You could barely hear the footsteps down the hall, it was more like shuffling. Eventually, it grew louder and then came to a brief stop in front of my mother’s hospital room door. There was no knock, just an entourage of physicians walking through. My mother was in one of her last battles against breast cancer. I was sitting in a pale green chair next to her. This was an almost daily ritual that hot summer of 1973 in Detroit’s Grace Hospital.
She had been sick for several years now and we all knew the end of the fight was near. In those days, most women died from breast cancer. Amazing what a generation of medical advances can do. Dr. Michael Sampson was the lead physician on those rounds and was my mother’s physician. After some questions from the team, the group turned to leave and Sampson turned to me. “Did you eat lunch yet?”
I answered in as big a 16-year-old’s voice as possible, “No.” He then asked my mother if he could take me with him to the doctor’s dining room. Yes, in those days, there was a real dining room in the hospital for doctors with real waiters. I walked with Sampson with my head high and chest out. I sat with him and his colleagues for almost an hour. He asked how I was doing, how I was holding up, and what if anything they could do to help me, not my mother, but me.
I had already decided I wanted to be a physician. I also knew I wanted to be a physician like Sampson, compassionate, caring beyond measure, and treating the whole patient, meaning his or her family. It has now been 40 years since I graduated from the University of Michigan School of Medicine, and I think back to that day more and more.
Maybe you notice, I have been using the term “physician,” and not “doctor” or “health care provider.” This is intentional. A physician is defined by Oxford dictionary as “a person qualified to practice medicine.” A doctor is a person qualified in almost any specialty, even Greek mythology or medieval history. A health care provider is anyone qualified with providing any level of health care to the patient.

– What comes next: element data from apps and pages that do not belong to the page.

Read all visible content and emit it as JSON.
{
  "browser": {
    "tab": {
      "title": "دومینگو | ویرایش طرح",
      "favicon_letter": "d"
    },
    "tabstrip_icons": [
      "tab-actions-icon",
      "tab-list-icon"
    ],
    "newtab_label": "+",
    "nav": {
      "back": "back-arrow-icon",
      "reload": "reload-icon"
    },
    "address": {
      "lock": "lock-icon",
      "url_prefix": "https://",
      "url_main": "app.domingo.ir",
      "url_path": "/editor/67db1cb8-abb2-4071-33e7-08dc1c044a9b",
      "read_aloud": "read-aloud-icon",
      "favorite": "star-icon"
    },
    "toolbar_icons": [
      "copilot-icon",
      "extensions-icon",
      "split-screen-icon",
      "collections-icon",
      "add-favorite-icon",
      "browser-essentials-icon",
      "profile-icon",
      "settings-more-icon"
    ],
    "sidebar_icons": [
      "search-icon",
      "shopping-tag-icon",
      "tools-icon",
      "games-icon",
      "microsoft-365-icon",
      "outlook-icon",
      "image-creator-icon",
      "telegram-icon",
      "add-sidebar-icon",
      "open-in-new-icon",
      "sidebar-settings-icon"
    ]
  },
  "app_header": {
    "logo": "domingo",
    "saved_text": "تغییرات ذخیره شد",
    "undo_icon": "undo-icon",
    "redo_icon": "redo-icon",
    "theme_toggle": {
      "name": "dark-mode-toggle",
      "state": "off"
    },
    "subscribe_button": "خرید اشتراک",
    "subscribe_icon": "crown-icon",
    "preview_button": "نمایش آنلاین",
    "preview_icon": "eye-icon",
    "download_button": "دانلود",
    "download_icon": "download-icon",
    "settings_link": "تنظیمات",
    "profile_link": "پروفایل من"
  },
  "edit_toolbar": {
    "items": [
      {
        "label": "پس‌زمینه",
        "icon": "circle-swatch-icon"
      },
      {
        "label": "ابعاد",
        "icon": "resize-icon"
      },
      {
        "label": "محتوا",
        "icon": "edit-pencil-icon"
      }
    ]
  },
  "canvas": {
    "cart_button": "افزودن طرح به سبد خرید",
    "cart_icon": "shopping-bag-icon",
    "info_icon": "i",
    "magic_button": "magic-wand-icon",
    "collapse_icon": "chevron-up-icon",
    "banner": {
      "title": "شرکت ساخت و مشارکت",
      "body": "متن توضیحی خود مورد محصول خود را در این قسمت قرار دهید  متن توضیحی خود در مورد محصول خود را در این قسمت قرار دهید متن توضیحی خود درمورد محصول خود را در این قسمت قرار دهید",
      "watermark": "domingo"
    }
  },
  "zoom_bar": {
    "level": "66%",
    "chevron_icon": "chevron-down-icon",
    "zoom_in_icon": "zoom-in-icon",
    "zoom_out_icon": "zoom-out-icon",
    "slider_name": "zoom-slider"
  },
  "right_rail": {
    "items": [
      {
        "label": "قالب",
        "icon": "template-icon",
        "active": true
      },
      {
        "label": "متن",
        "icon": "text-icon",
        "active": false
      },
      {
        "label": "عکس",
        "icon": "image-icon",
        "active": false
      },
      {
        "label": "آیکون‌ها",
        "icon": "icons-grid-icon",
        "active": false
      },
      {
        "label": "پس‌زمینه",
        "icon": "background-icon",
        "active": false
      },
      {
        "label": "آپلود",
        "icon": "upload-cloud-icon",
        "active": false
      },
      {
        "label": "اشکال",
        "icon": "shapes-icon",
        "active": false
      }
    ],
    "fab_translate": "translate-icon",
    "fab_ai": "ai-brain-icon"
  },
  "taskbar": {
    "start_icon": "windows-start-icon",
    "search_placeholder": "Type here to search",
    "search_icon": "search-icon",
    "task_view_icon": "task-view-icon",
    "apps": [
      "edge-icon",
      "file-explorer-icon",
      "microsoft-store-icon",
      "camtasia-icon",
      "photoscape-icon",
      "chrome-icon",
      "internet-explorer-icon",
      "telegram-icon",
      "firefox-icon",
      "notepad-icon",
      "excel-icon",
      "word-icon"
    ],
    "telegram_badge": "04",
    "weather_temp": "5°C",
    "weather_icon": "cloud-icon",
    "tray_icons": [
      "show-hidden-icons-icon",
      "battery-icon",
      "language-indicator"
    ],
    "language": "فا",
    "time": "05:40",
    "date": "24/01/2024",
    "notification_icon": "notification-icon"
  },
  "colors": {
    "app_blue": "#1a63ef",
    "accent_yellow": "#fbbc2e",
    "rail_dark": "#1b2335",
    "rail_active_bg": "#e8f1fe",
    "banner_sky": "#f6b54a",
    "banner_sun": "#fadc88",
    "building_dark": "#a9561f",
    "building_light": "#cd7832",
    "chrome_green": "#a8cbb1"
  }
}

This brings me to the topic at hand. How does someone choose their own physician? Medicine really is different than it was when I grew up, and even different from 10 years ago. Physicians currently take the Hippocratic Oath or the Oath of Maimonedes. The simplified version is that we take an “oath of allegiance to our patient,” that we are our patient’s champion.
There are some in health care who want the physician’s oath to change to the “oath of allegiance to the health of the state.” That potential change reflects one of the major changes in the new version of medical care—the use of guidelines, algorithms, and protocols. These often seem to place the individual needs of our specific patient second to the needs of the health of the state. The logic goes, if the state is healthy then the patient will be as well.
That’s very different from an approach I learned long ago. I had a physician in medical school who taught us that when entering a patient’s hospital room, to look around the entire room. You can learn so much about a person by what is around them. Were there any family photos, get-well cards, flowers, or any touch of “care” in the room? In other words, look at the whole being, not just the illness. That’s a quality you want in your physician.
Choosing your primary care physician is critical in getting the best care possible for you and your family. Sadly, with some health care plans, you don’t get a choice: you are assigned a health care provider. If you’re not happy, complain until you get one you like and you can even demand a physician. Most of us do have some choice, so how do we decide? This goes back to finding your champion, one who cares about you.
Several years back, I had a patient. I had delivered her first baby four years prior to her move to a town about 20 miles away. So for her second baby, she decided to deliver near her new home and found a doctor she didn’t particularly click with, but was convenient.
She was term and had been complaining about the baby moving much less than normal. The doctor did what the protocols told the doctor to do. They did a fetal monitor strip and an ultrasound. The baby “looked good” and she was sent home. She called the doctor that very night and again said she still didn’t feel the baby moving much. She was told she was just tested a few hours ago, give it until tomorrow and not to worry. Later that evening, she went to the hospital in spite of the advice and was found to have a fetal demise (stillborn). The protocols weren’t wrong, the doctor was. This doctor (notice I did not use the term physician?) didn’t listen, this doctor just followed the protocol or algorithm.
When searching for a physician, make sure you get a feel for this person. Is he or she someone you would trust with your life, or that of your spouse or children? Your physician should be your champion, not just your provider of guidelines. Remember my Sampson rule. It hasn’t failed me yet. Your physician needs to care more about a patient’s well-being than about guidelines, protocols, or algorithms. He or she must listen. It’s OK not to know everything, I sure as heck don’t. Now I wish I could find Sampson and let him know just how much that 16-year-old boy learned from a simple lunch.
Dr. Peter Weiss has been a frequent guest on local and national TV, newspapers, and radio. He was an assistant clinical professor of OB/GYN at the David Geffen School of Medicine at UCLA for 30 years, stepping down so he could provide his clinical services to those in need when the COVID pandemic hit. He was also a national health care adviser for Sen. John McCain’s 2008 presidential campaign.